Probably the most common question I get asked about Thatch Roofs is how long do they last or what is their expected lifespan?
It’s easy to quote figures for different types of materials which can be fairly arbitrary and can unfortunately vary enormously, even between Thatchers. For any Thatcher, being able to quote a long life for their work is important as it will be a positive reflection of their workmanship. However rather than quote best case scenarios, it’s obviously more realistic to look at averages and focus on what factors may influence how a particular roof may wear. Yes, some thatched roofs have lasted a long time and hopefully many others will, but just as some people will live to a hundred or more, these are the exceptions and not the general rule.
So, what do we mean when we talk about lifespans of thatch?
The first thing to say is it’s not a case of a roof keeping the weather out one day and then the next it suddenly fails. Thatch decay is a gradual process which starts the day a roof is completed. A thatch owner who has lived in the same property for many years will know this and have some idea of when the roof will need repairs and ultimately rethatching. The difficulty comes when a new owner does not have the history of a thatched roof - that is when it was thatched or re-thatched and when it has been re-ridged and repaired. For this reason, we would always recommend that prospective purchasers have a written roof survey carried out by a thatcher. Such a survey should ultimately conclude as to why work should be carried out and when this should be.
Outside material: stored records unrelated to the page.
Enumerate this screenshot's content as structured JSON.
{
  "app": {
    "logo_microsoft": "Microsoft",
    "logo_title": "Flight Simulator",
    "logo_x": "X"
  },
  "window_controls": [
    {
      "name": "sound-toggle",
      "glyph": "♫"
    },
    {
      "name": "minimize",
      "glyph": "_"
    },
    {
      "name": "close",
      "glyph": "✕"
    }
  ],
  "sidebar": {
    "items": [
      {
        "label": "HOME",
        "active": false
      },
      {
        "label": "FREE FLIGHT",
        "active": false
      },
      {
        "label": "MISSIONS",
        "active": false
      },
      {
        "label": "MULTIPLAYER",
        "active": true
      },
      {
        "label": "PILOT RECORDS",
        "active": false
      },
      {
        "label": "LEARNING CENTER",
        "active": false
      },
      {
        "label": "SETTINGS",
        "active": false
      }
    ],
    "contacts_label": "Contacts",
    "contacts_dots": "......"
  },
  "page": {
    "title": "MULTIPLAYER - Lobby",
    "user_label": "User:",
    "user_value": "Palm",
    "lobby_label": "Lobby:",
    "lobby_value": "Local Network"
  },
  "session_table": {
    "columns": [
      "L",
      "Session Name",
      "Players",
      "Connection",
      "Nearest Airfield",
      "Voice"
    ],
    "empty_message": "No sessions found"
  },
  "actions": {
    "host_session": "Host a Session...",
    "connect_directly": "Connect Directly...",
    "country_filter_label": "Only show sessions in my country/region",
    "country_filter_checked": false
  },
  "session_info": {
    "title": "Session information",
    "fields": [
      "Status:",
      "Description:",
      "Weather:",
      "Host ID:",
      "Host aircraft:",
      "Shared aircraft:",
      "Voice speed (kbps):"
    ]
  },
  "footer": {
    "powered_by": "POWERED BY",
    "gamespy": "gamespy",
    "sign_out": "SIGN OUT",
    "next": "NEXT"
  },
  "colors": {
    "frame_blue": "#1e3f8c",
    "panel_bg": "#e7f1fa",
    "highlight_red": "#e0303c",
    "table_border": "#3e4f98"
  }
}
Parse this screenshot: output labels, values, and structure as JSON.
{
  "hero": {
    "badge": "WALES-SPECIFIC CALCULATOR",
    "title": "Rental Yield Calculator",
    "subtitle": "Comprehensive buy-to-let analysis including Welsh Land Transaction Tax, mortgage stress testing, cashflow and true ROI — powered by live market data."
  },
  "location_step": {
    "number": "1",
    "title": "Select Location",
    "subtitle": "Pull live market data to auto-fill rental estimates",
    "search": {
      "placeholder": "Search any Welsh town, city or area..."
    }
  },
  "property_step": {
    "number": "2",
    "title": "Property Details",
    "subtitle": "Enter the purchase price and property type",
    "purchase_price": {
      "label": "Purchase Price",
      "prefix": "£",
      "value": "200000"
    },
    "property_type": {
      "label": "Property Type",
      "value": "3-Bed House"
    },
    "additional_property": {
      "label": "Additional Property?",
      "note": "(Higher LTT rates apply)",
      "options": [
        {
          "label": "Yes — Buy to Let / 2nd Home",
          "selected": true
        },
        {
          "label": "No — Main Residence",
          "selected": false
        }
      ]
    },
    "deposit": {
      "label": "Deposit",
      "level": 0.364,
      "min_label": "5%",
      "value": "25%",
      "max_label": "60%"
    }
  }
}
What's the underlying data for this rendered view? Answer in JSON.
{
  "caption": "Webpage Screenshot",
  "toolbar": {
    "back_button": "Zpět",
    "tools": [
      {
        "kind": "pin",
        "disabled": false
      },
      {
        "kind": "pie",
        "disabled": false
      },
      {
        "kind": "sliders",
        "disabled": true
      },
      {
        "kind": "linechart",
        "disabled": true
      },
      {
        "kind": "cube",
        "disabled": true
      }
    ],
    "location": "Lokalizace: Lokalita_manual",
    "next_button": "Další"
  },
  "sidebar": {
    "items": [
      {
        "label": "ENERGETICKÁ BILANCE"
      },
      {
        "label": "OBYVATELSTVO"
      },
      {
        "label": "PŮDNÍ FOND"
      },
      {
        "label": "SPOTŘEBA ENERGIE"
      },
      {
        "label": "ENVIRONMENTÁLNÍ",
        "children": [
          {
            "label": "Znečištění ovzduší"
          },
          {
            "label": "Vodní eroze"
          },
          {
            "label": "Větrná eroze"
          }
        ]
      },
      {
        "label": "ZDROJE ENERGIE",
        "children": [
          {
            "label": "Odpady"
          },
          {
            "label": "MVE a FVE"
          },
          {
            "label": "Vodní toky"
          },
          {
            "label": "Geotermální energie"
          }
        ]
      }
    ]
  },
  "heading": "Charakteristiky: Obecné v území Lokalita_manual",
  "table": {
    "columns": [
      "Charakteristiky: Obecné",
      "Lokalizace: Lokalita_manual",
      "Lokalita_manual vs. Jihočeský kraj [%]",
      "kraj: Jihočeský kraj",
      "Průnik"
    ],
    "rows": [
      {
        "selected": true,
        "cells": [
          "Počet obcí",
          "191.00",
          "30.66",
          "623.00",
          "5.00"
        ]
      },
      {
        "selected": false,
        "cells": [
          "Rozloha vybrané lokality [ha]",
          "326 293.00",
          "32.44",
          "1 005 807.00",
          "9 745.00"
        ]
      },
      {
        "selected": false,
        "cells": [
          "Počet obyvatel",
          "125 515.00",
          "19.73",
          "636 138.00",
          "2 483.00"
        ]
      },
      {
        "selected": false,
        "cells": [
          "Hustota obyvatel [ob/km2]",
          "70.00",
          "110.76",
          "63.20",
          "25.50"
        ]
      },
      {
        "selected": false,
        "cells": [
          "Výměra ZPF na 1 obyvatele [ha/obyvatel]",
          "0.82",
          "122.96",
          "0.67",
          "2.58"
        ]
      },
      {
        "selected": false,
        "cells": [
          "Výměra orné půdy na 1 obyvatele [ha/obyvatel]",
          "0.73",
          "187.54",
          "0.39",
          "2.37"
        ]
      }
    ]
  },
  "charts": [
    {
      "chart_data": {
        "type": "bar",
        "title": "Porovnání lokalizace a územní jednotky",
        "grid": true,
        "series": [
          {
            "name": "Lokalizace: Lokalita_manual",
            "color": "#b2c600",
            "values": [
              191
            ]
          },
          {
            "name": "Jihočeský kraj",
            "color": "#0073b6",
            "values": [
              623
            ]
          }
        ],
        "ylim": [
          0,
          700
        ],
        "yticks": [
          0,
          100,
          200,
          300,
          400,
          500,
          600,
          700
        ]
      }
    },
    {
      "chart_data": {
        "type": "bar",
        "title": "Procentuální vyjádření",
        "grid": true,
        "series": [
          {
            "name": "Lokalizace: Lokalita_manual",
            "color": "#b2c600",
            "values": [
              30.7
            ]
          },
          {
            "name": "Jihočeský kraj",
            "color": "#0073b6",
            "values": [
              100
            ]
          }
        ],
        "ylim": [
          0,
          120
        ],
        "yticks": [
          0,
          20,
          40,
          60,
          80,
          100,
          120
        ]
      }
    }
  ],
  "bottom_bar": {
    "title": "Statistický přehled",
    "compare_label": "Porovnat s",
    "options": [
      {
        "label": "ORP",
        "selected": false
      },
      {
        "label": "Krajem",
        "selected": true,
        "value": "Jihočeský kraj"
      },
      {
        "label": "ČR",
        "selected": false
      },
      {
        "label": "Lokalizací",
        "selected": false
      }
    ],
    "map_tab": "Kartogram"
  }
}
The complication with assessing the durability of thatch roofs is they will wear at different rates depending on several factors. The main ones are the steepness or pitch of the roof, how much they are in shade or have overhanging trees or shrubs, how much they are exposed to wind or extreme weather, the quality of workmanship and materials and the design of the roofs themselves.
Decisions on when a roof should have work carried out to it will be made by the thatch owner after they have hopefully had an informed assessment by a Thatcher. However, this is not always the case. Some thatch owners may go against a Thatcher’s advice and choose to have work done prematurely for a variety of reasons. They may for example be trying to sell their property and want to present the roof in the best possible condition - after all for many, thatch properties can be a bit of a marmite issue - people either love them or wouldn’t ever consider buying one. Another reason for choosing to have work done before needed maybe because the owners want to live out their days with a nice new roof which they are able to enjoy looking at.
On the other hand, some owners despite what their Thatcher has recommended will want to get the maximum possible wear from their roof and extend the intervals of having work done. The danger of such a view is that they may needlessly be spending money on repairs that would be better spent on re-thatching.
Over my years of thatching, I have met owners of both persuasions.
This then is the crux of what we mean when we talk about lifespans of thatch. At what stage is it more cost effective to re-thatch than to repair? Historically when labour was cheaper, when thatch was more plentiful, when it was easier to get a local person to repair a thatch roof and most importantly before the advent of people’s properties becoming a cash cow or a means to increasing their wealth, roofs would have been repaired and maintained much more frequently. The look of the thatch then was secondary to knowing that it would keep the weather out.